> _HOW TO COMPLETE THIS TASK_
Collect all lines below with the string "name".

> _DATA PROVIDED_
_ _ _ _ _
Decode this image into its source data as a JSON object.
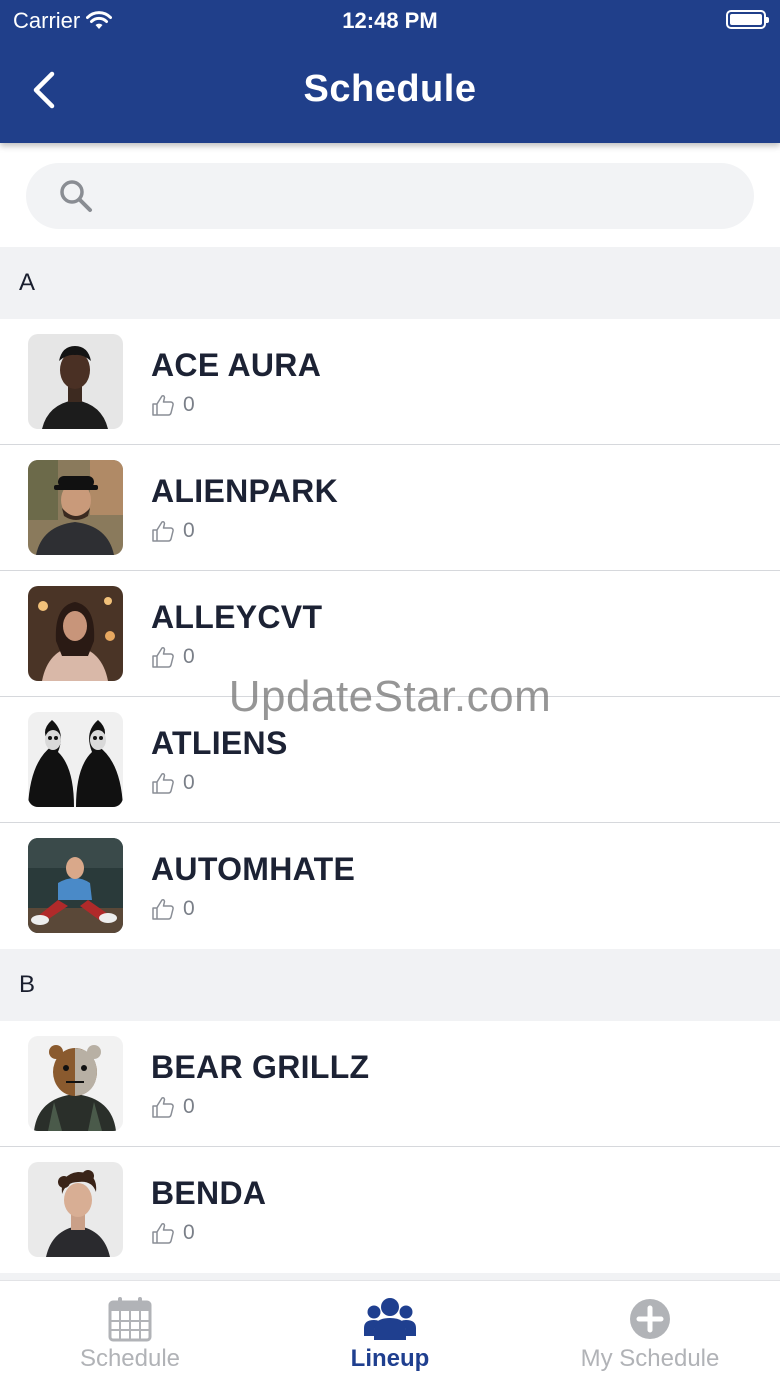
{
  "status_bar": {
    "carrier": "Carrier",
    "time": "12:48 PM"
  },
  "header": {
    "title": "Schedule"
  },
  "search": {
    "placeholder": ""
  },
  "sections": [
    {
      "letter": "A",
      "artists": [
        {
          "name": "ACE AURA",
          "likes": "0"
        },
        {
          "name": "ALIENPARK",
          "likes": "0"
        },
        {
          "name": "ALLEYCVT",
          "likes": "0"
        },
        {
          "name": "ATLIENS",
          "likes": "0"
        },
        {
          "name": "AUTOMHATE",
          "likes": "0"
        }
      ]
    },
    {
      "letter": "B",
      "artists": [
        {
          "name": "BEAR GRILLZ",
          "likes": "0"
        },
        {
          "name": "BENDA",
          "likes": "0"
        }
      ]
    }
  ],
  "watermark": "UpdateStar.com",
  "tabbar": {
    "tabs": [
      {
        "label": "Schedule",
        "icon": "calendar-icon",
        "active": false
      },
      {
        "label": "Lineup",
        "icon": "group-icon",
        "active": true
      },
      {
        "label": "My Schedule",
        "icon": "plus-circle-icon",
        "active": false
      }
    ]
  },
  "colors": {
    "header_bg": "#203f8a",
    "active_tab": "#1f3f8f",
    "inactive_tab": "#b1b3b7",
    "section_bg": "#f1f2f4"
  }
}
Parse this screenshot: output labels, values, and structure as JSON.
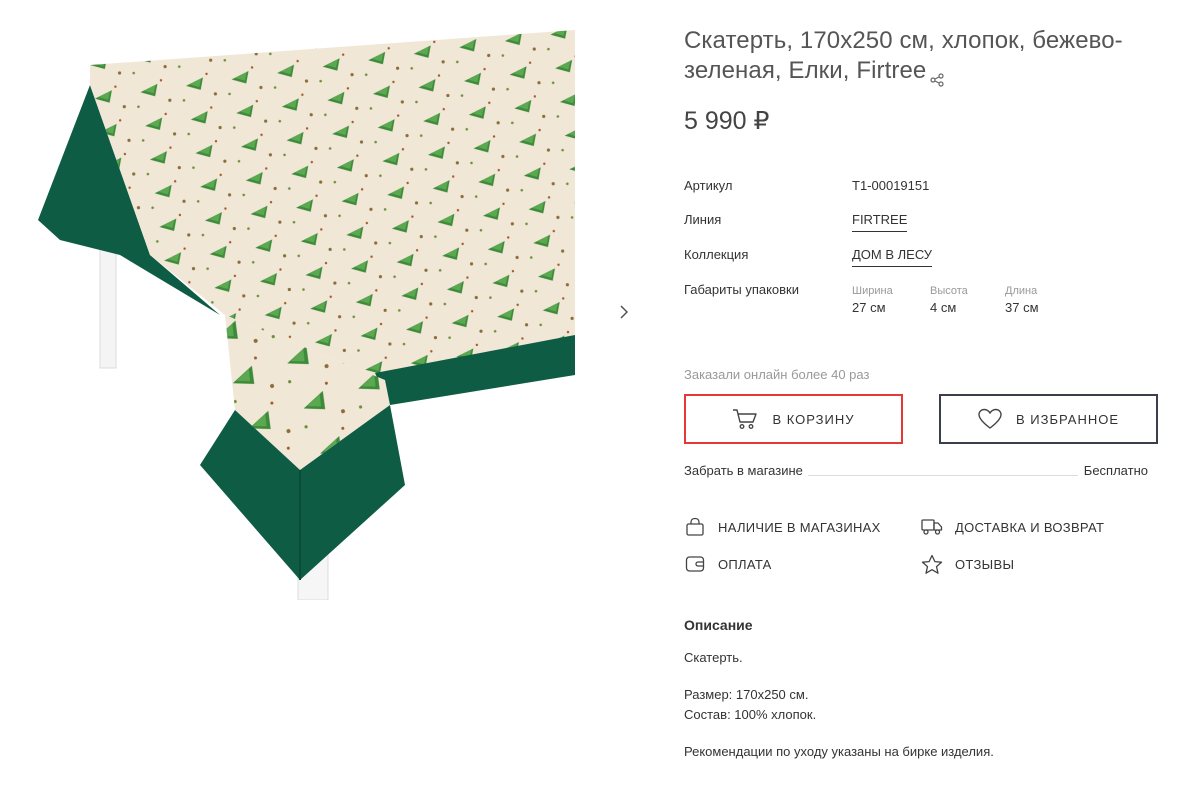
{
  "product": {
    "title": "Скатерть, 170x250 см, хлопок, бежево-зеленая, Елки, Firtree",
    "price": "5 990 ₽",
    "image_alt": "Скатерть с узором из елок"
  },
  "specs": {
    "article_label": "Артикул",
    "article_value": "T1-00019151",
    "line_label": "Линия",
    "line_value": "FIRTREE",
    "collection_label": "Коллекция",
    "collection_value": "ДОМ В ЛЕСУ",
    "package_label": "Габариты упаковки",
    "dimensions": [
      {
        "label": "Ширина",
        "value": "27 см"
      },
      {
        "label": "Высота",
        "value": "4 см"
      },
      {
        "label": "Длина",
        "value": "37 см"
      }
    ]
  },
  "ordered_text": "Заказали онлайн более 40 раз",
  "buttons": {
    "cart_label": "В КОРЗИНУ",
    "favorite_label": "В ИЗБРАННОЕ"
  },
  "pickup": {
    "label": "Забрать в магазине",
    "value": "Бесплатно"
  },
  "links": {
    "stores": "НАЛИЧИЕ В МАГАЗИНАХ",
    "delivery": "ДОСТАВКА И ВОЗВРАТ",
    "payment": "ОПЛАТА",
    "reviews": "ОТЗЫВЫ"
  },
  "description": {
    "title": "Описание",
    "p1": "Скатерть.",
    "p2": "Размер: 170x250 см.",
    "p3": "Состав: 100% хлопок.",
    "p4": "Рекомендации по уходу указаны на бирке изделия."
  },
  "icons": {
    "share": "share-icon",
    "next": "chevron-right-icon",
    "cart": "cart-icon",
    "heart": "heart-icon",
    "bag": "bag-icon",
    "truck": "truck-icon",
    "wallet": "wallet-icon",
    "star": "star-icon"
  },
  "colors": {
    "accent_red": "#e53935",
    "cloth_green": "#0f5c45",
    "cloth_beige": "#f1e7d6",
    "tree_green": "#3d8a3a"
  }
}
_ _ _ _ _
> _EXERCISE RESULT_
          "name": "ACE AURA",
          "name": "ALIENPARK",
          "name": "ALLEYCVT",
          "name": "ATLIENS",
          "name": "AUTOMHATE",
          "name": "BEAR GRILLZ",
          "name": "BENDA",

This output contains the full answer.